BEGIN

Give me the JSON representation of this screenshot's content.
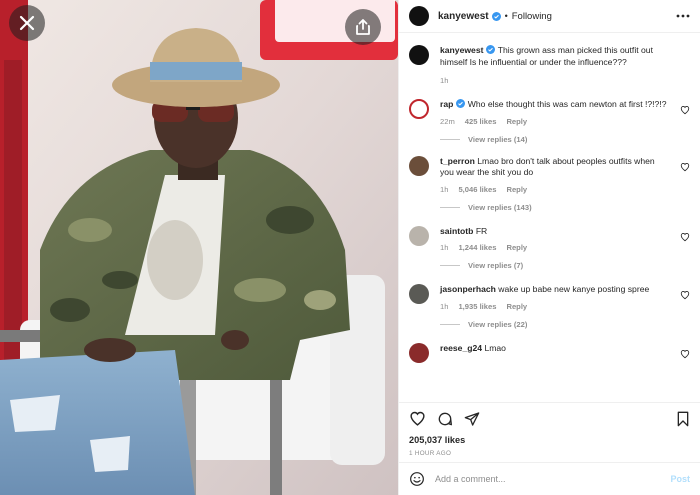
{
  "header": {
    "username": "kanyewest",
    "separator": "•",
    "follow_status": "Following"
  },
  "caption": {
    "username": "kanyewest",
    "text": "This grown ass man picked this outfit out himself Is he influential or under the influence???",
    "time": "1h"
  },
  "comments": [
    {
      "username": "rap",
      "verified": true,
      "text": "Who else thought this was cam newton at first !?!?!?",
      "time": "22m",
      "likes": "425 likes",
      "reply": "Reply",
      "view_replies": "View replies (14)"
    },
    {
      "username": "t_perron",
      "verified": false,
      "text": "Lmao bro don't talk about peoples outfits when you wear the shit you do",
      "time": "1h",
      "likes": "5,046 likes",
      "reply": "Reply",
      "view_replies": "View replies (143)"
    },
    {
      "username": "saintotb",
      "verified": false,
      "text": "FR",
      "time": "1h",
      "likes": "1,244 likes",
      "reply": "Reply",
      "view_replies": "View replies (7)"
    },
    {
      "username": "jasonperhach",
      "verified": false,
      "text": "wake up babe new kanye posting spree",
      "time": "1h",
      "likes": "1,935 likes",
      "reply": "Reply",
      "view_replies": "View replies (22)"
    },
    {
      "username": "reese_g24",
      "verified": false,
      "text": "Lmao",
      "time": "",
      "likes": "",
      "reply": "",
      "view_replies": ""
    }
  ],
  "post": {
    "likes_total": "205,037 likes",
    "timestamp": "1 HOUR AGO"
  },
  "add_comment": {
    "placeholder": "Add a comment...",
    "post_label": "Post"
  },
  "icons": {
    "close": "close-icon",
    "share": "share-icon",
    "more": "more-icon",
    "verified": "verified-badge-icon",
    "heart": "heart-icon",
    "comment": "comment-icon",
    "send": "send-icon",
    "bookmark": "bookmark-icon",
    "emoji": "emoji-icon"
  },
  "colors": {
    "verified_blue": "#3897f0",
    "muted_text": "#8e8e8e",
    "post_button_disabled": "#b2dffc"
  }
}
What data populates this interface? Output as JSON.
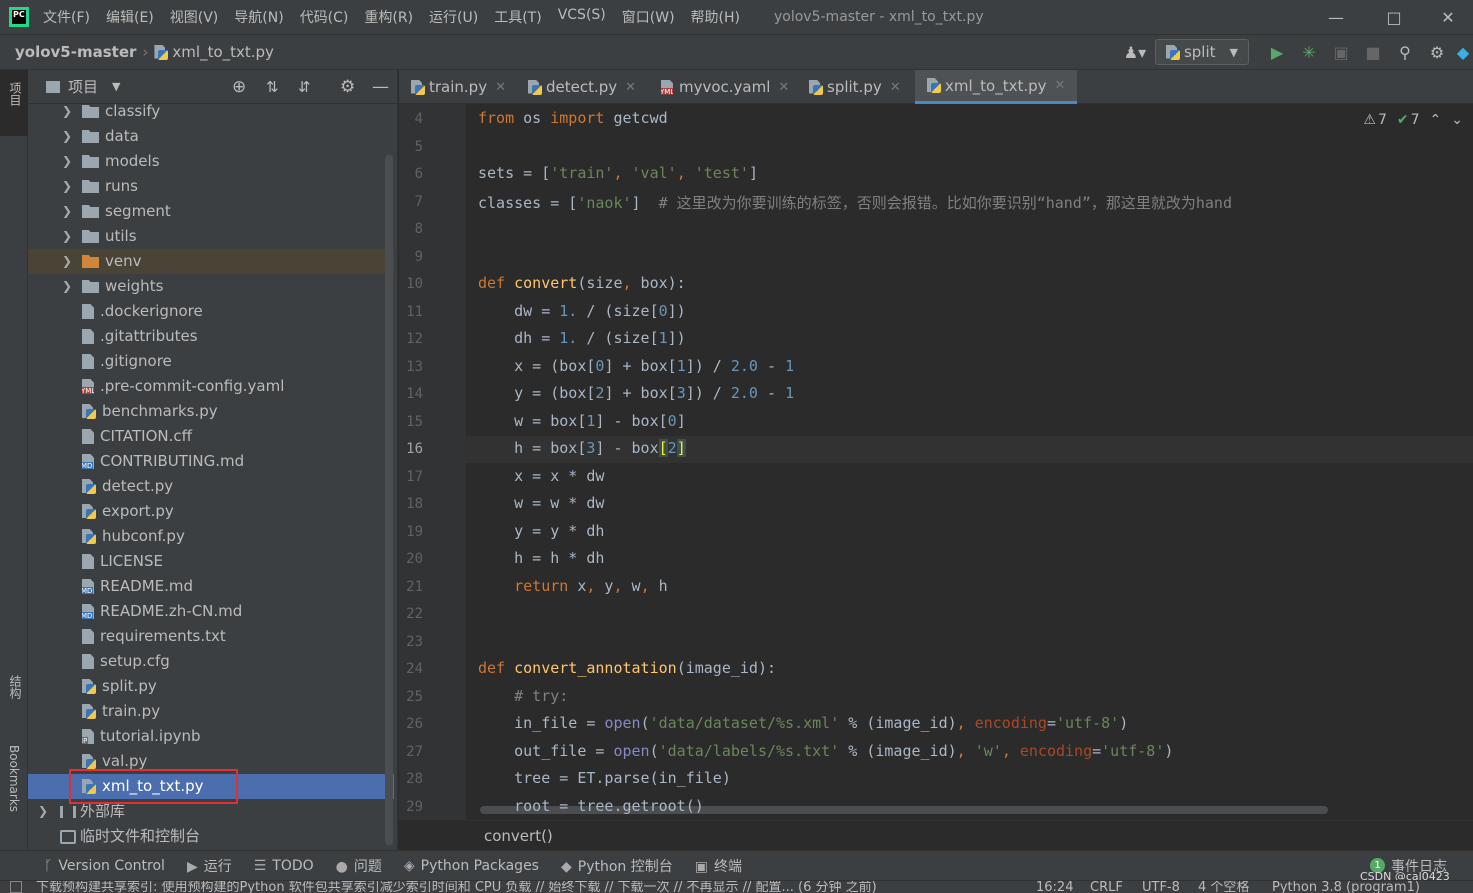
{
  "window": {
    "title": "yolov5-master - xml_to_txt.py"
  },
  "menu": [
    "文件(F)",
    "编辑(E)",
    "视图(V)",
    "导航(N)",
    "代码(C)",
    "重构(R)",
    "运行(U)",
    "工具(T)",
    "VCS(S)",
    "窗口(W)",
    "帮助(H)"
  ],
  "navbar": {
    "project": "yolov5-master",
    "file": "xml_to_txt.py",
    "run_config": "split"
  },
  "left_strip": {
    "project": "项目",
    "structure": "结构",
    "bookmarks": "Bookmarks"
  },
  "project_panel": {
    "title": "项目",
    "tree": [
      {
        "name": "classify",
        "type": "folder"
      },
      {
        "name": "data",
        "type": "folder"
      },
      {
        "name": "models",
        "type": "folder"
      },
      {
        "name": "runs",
        "type": "folder"
      },
      {
        "name": "segment",
        "type": "folder"
      },
      {
        "name": "utils",
        "type": "folder"
      },
      {
        "name": "venv",
        "type": "folder-orange"
      },
      {
        "name": "weights",
        "type": "folder"
      },
      {
        "name": ".dockerignore",
        "type": "file"
      },
      {
        "name": ".gitattributes",
        "type": "file"
      },
      {
        "name": ".gitignore",
        "type": "file"
      },
      {
        "name": ".pre-commit-config.yaml",
        "type": "yaml"
      },
      {
        "name": "benchmarks.py",
        "type": "py"
      },
      {
        "name": "CITATION.cff",
        "type": "file"
      },
      {
        "name": "CONTRIBUTING.md",
        "type": "md"
      },
      {
        "name": "detect.py",
        "type": "py"
      },
      {
        "name": "export.py",
        "type": "py"
      },
      {
        "name": "hubconf.py",
        "type": "py"
      },
      {
        "name": "LICENSE",
        "type": "file"
      },
      {
        "name": "README.md",
        "type": "md"
      },
      {
        "name": "README.zh-CN.md",
        "type": "md"
      },
      {
        "name": "requirements.txt",
        "type": "file"
      },
      {
        "name": "setup.cfg",
        "type": "file"
      },
      {
        "name": "split.py",
        "type": "py"
      },
      {
        "name": "train.py",
        "type": "py"
      },
      {
        "name": "tutorial.ipynb",
        "type": "ipynb"
      },
      {
        "name": "val.py",
        "type": "py"
      },
      {
        "name": "xml_to_txt.py",
        "type": "py"
      }
    ],
    "external_libs": "外部库",
    "scratches": "临时文件和控制台"
  },
  "editor_tabs": [
    {
      "label": "train.py",
      "type": "py"
    },
    {
      "label": "detect.py",
      "type": "py"
    },
    {
      "label": "myvoc.yaml",
      "type": "yaml"
    },
    {
      "label": "split.py",
      "type": "py"
    },
    {
      "label": "xml_to_txt.py",
      "type": "py",
      "active": true
    }
  ],
  "inspections": {
    "warnings": "7",
    "ok": "7"
  },
  "code": {
    "current_line": "16",
    "lines": [
      {
        "n": "4",
        "html": "<span class='kw'>from</span> os <span class='kw'>import</span> getcwd"
      },
      {
        "n": "5",
        "html": ""
      },
      {
        "n": "6",
        "html": "sets = [<span class='str'>'train'</span><span class='kw'>,</span> <span class='str'>'val'</span><span class='kw'>,</span> <span class='str'>'test'</span>]"
      },
      {
        "n": "7",
        "html": "classes = [<span class='str'>'naok'</span>]  <span class='cm'># 这里改为你要训练的标签，否则会报错。比如你要识别“hand”，那这里就改为hand</span>"
      },
      {
        "n": "8",
        "html": ""
      },
      {
        "n": "9",
        "html": ""
      },
      {
        "n": "10",
        "html": "<span class='kw'>def</span> <span class='fn'>convert</span>(size<span class='kw'>,</span> box):"
      },
      {
        "n": "11",
        "html": "    dw = <span class='num'>1.</span> / (size[<span class='num'>0</span>])"
      },
      {
        "n": "12",
        "html": "    dh = <span class='num'>1.</span> / (size[<span class='num'>1</span>])"
      },
      {
        "n": "13",
        "html": "    x = (box[<span class='num'>0</span>] + box[<span class='num'>1</span>]) / <span class='num'>2.0</span> - <span class='num'>1</span>"
      },
      {
        "n": "14",
        "html": "    y = (box[<span class='num'>2</span>] + box[<span class='num'>3</span>]) / <span class='num'>2.0</span> - <span class='num'>1</span>"
      },
      {
        "n": "15",
        "html": "    w = box[<span class='num'>1</span>] - box[<span class='num'>0</span>]"
      },
      {
        "n": "16",
        "html": "    h = box[<span class='num'>3</span>] - box<span style='color:#ffef28;background:#3b514d'>[</span><span class='num'>2</span><span style='color:#ffef28;background:#3b514d'>]</span>"
      },
      {
        "n": "17",
        "html": "    x = x * dw"
      },
      {
        "n": "18",
        "html": "    w = w * dw"
      },
      {
        "n": "19",
        "html": "    y = y * dh"
      },
      {
        "n": "20",
        "html": "    h = h * dh"
      },
      {
        "n": "21",
        "html": "    <span class='kw'>return</span> x<span class='kw'>,</span> y<span class='kw'>,</span> w<span class='kw'>,</span> h"
      },
      {
        "n": "22",
        "html": ""
      },
      {
        "n": "23",
        "html": ""
      },
      {
        "n": "24",
        "html": "<span class='kw'>def</span> <span class='fn'>convert_annotation</span>(image_id):"
      },
      {
        "n": "25",
        "html": "    <span class='cm'># try:</span>"
      },
      {
        "n": "26",
        "html": "    in_file = <span style='color:#8888c6'>open</span>(<span class='str'>'data/dataset/%s.xml'</span> % (image_id)<span class='kw'>,</span> <span class='kwa'>encoding</span>=<span class='str'>'utf-8'</span>)"
      },
      {
        "n": "27",
        "html": "    out_file = <span style='color:#8888c6'>open</span>(<span class='str'>'data/labels/%s.txt'</span> % (image_id)<span class='kw'>,</span> <span class='str'>'w'</span><span class='kw'>,</span> <span class='kwa'>encoding</span>=<span class='str'>'utf-8'</span>)"
      },
      {
        "n": "28",
        "html": "    tree = ET.parse(in_file)"
      },
      {
        "n": "29",
        "html": "    root = tree.getroot()"
      }
    ]
  },
  "breadcrumb": "convert()",
  "bottom_tools": [
    {
      "label": "Version Control",
      "icon": "branch-icon",
      "glyph": "ᚴ"
    },
    {
      "label": "运行",
      "icon": "run-icon",
      "glyph": "▶"
    },
    {
      "label": "TODO",
      "icon": "todo-icon",
      "glyph": "☰"
    },
    {
      "label": "问题",
      "icon": "problems-icon",
      "glyph": "●"
    },
    {
      "label": "Python Packages",
      "icon": "packages-icon",
      "glyph": "◈"
    },
    {
      "label": "Python 控制台",
      "icon": "python-console-icon",
      "glyph": "◆"
    },
    {
      "label": "终端",
      "icon": "terminal-icon",
      "glyph": "▣"
    }
  ],
  "event_log": {
    "label": "事件日志",
    "count": "1"
  },
  "watermark": "CSDN @cal0423",
  "statusbar": {
    "message": "下载预构建共享索引: 使用预构建的Python 软件包共享索引减少索引时间和 CPU 负载 // 始终下载 // 下载一次 // 不再显示 // 配置... (6 分钟 之前)",
    "position": "16:24",
    "line_sep": "CRLF",
    "encoding": "UTF-8",
    "indent": "4 个空格",
    "interpreter": "Python 3.8 (program1)"
  }
}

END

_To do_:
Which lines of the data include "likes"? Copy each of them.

_Problem solution_:
      "likes": "425 likes",
      "likes": "5,046 likes",
      "likes": "1,244 likes",
      "likes": "1,935 likes",
      "likes": "",
    "likes_total": "205,037 likes",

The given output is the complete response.